Let’s begin at the ending, shall we…?
Far, far away in a magical land called Mountlawleycampus there was a good witch who was no doubt popular (Jane Watt) and a green-faced, masculine witch with a black witch’s hat and caked on face paint (Joel Horwood) who was clearly evil (the grin gave it away!). Yet despite their differences and Elphaba-Joel making Glinda-Jane crack up during their number, they came through three years of trials and tribulations stronger and yes, changed for good.
When the massed company of WAAPA’s graduating acting class joined Horwood and Watt in singing Wicked’s For Good in Choice Cut’s finale it was funny but also strangely moving as the sentiment of the lyrics was appropriate and heartfelt. It capped off a couple of hours of entertainment from the third year students whose thoughts will now wander towards showcase tours and life beyond WAAPA.
What an eclectic mix this show presented from three years of productions and study! There were the obligatory scenes from a selection of Shakespeare’s greatest works - Macbeth, As You Like It, and Othello; the last played out with murderous intensity only inches from me in the wonderfully compact Roundhouse Theatre. Interspersed throughout were monologues and self-devised pieces including Harriet Davies lamenting her ISS or Irritable Singing Syndrome which saw her amusingly burst into song at any moment.
In fact there was far more singing than I expected with several strong voices on display such as Henry Hammersla (I Believe) and Alex Malone (Maybe This Time). Indeed the first half ended in raucous fashion as ‘The Girls’ of the class presented their Protest Song that challenged, far more indelicately than I will describe it, certain, ahem, expectations of female grooming. It had the small but appreciative audience chuckling their way to the bake sale in the foyer. An aside: damn nice homemade cookies and cake!
There was a lot of accent work on display and clearly this is a focus over the journey. It featured as the group revisited productions such as The Golden Age, Speaking in Tongues/No Worries and Chekhov in Yalta where, damn it, Felicity McKay will create Magic If! There were two specific Accent and Dialect Monologues as well, by Julio Cesar and Kirsty Marillier.

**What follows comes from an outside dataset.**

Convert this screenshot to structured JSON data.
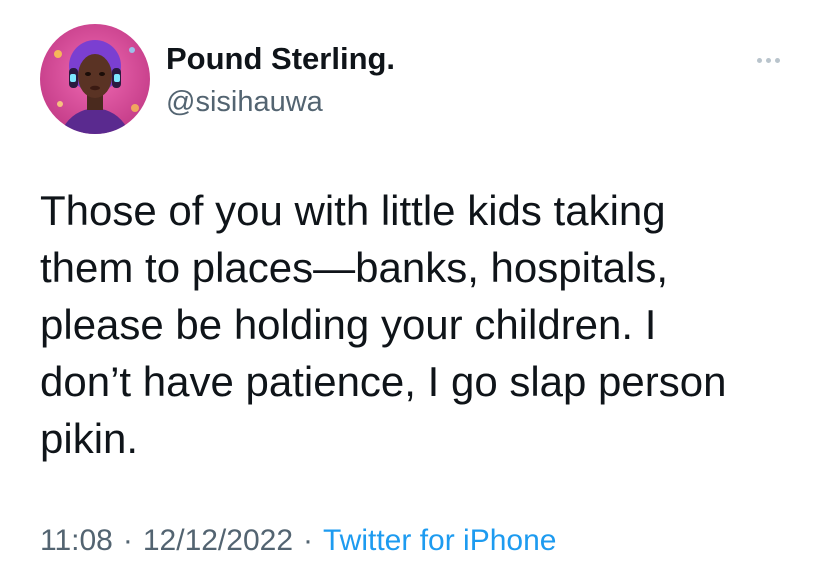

Physicality was highlighted with a mix of fight sequences and the inhabiting of everything from animals to the poor, twisted creatures of The Golden Age to Toddlers. The last I had seen conducted as an exercise by Angela Punch-McGregor during Open Day so I was delighted to watch Adam Sollis and Jane Watt channel their inner child with such abandon.
The humour here was more of the sly variety, for example Joel Horwood and Jonny Hawkins having fun in an excerpt from Waiting for Godot where the worst possible insult, far above moron or sewer rat, was musical theatre student! The transitions worked better in the second half but there were times the audience was unsure when to clap so some ‘acts’ didn’t get their just applause as they bled into the next. This certainly wasn’t the case after Hawkin’s Tribute to Stritch, a statuesque performance in stockings, heels, wig and a dress.
All the third year shows were reprised with the sequence from Festen giving me the same uncomfortable feeling as when I first saw it, a testament to that production’s power and to the skill of this class. Realism revisited some brave moments with Liam Maguire, Harriet Davies and Alexis Lane featuring while Great Expectations had a quick whip around by the chorus. I was intrigued by the glimpses of shows I hadn’t seen, namely The Resistible Rise of Arturo Ui and Hour of the Wolf (second year production).
It was an engaging tour of three years of hard work and talent with the dramatic highlight being the work of Holly Dryoff, Aleks Mikic, Emma Diaz and Henry Hammersla in the Othello scene which had great intensity particularly from Diaz and Mikic. The Protest Song was an unexpected treat and the understated humour throughout worked well. Not everyone had a featured moment but all worked well in the various ensembles including Steph Tsindos and Alexander Frank. I’ve only just realised one person was missing, Harry Richardson whose Herbert I quite enjoyed in Great Expectations.
Well done one and all and thank you for a great year. Thank you also to the second year students who were on front of house and bake sale duty. It was great to chat with some of you and I look forward to seeing Blood Wedding and hearing what your third year shows will be.
Now, as mentioned, the audience wasn’t that large for a Saturday matinee on the first hot day of the impending summer. But there is one more show left, Sunday at 5pm and the money collected from ticket sales, the raffle and bake sale help get these talented actors over east for their showcase tour. It’s going to be stormy and awful outside so go and see some theatrical magic instead!